I believe there is a clear path of succession in place in New England and that path was revealed to one more on Tuesday. I think Belichick and the Krafts had an idea of where they wanted to go and this week McDaniels was told that one day he will get the keys to the kingdom. We don’t know how many more season Bill Belichick will coach the Patriots, but Josh McDaniels does.

Last Thursday an ESPN 30 for 30 documentary was released called The Two Bills, which outlined the complex relationship between Bill Belichick and Bill Parcells. Bill Belichick was Bill Parcells’ star protégé, which after all that’s transpired since Super Bowl 25 is a bit like trying to imagine your grandparents as toddlers. People I talked to this week were riveted by it because of the complex nature of Parcells exit from New England and the convoluted strategies concocted to get the Tuna to the Jets. This included naming Bill Belichick the interim coach for a year while Parcells deal with the Patriots expired. The most interesting aspect to me, this week especially, is that Parcells had an agreement in place with Jets owner Leon Hess that when he stepped down as Jets head coach, that action would immediately trigger the hiring of Bill Belichick as his replacement. Parcells was so concerned about who would take over the team when he left, that he handpicked his own successor and almost like ratifying a will, had the sole beneficiary sign a contract to immediately replace him when he decided to retire.

Ultimately though, this was not what Belichick wanted, he wanted to come to New England instead. He bucked the wishes of his mentor and decided to strike out on his own. This week McDaniels came to a cross roads in his coaching career, in one direction he could go to Indy and start building his career as a head coach. In the other direction, he could put the car in park, stay where he is and perhaps have a better chance of success. It’s like when you play The Game of Life, do you start a career or go to college? If you take the job, it doesn’t cost you anything but it limits your choices of jobs down to one and your salary to just one card. If you go to college, yes, it takes a little extra time and it costs you money but the rewards are greater because you get to pick from three career choices and three salary cards. At 41 years old, with 4 kids and a wife already in his car, Josh McDaniels made a very big life decision this week and by alienating the rest of the league with his decision he has narrowed his focus to picking just one occupation card in this game. He’s picked the “offensive coordinator of the New England Patriots” card with the hopes of one day of landing the Life tile that names him head coach. That’s the direction he’s pointed in and it is how you play the game that counts.
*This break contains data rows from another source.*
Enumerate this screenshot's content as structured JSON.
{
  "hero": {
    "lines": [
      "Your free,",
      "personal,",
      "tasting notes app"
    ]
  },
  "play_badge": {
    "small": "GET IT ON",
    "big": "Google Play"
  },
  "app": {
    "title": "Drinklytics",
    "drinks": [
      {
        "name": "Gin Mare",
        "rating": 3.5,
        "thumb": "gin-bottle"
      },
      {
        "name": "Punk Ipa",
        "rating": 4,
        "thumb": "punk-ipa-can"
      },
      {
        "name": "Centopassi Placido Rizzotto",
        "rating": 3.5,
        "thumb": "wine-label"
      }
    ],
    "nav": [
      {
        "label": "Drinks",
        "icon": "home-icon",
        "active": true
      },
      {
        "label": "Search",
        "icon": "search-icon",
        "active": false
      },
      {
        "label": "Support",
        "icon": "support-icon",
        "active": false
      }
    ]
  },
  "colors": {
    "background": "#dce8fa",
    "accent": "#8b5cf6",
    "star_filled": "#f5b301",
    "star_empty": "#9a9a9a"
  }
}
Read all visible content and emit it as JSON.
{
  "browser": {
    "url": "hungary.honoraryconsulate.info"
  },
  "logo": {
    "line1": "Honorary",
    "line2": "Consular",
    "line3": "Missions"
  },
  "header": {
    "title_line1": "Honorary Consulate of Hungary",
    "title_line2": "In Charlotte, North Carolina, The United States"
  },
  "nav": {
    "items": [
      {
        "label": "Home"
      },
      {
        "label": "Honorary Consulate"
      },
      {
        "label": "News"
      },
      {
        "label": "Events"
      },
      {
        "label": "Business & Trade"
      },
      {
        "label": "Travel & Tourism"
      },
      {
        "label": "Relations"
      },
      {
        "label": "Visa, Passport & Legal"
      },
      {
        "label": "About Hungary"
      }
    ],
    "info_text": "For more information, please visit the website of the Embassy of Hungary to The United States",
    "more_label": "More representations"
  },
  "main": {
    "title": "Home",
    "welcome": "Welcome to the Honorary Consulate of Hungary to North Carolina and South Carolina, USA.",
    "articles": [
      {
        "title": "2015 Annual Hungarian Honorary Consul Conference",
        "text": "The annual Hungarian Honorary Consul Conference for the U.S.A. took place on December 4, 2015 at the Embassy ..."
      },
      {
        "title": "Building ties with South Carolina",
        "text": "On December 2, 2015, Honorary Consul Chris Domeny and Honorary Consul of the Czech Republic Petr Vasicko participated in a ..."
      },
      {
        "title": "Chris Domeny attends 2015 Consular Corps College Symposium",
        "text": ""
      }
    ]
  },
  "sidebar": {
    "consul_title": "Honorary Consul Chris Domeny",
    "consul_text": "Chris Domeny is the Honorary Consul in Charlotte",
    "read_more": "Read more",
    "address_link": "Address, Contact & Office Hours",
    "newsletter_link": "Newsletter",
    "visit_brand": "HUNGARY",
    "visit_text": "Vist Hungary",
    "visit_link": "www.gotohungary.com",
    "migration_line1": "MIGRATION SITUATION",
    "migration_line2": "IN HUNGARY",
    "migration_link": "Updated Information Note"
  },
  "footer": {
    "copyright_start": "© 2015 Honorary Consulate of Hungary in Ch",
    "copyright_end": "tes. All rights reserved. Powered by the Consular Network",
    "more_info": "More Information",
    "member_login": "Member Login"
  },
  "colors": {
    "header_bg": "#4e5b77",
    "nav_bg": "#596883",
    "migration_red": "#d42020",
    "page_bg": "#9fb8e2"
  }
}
Sterling Pingree (@SterlingPingree on Twitter)  is a co-host on The Drive, weekdays 4pm to 6pm on 92.9fm The Ticket and streaming live at Follow us on Twitter, @DriveShowMaine and “Like Us” on Facebook, Drive Show Maine.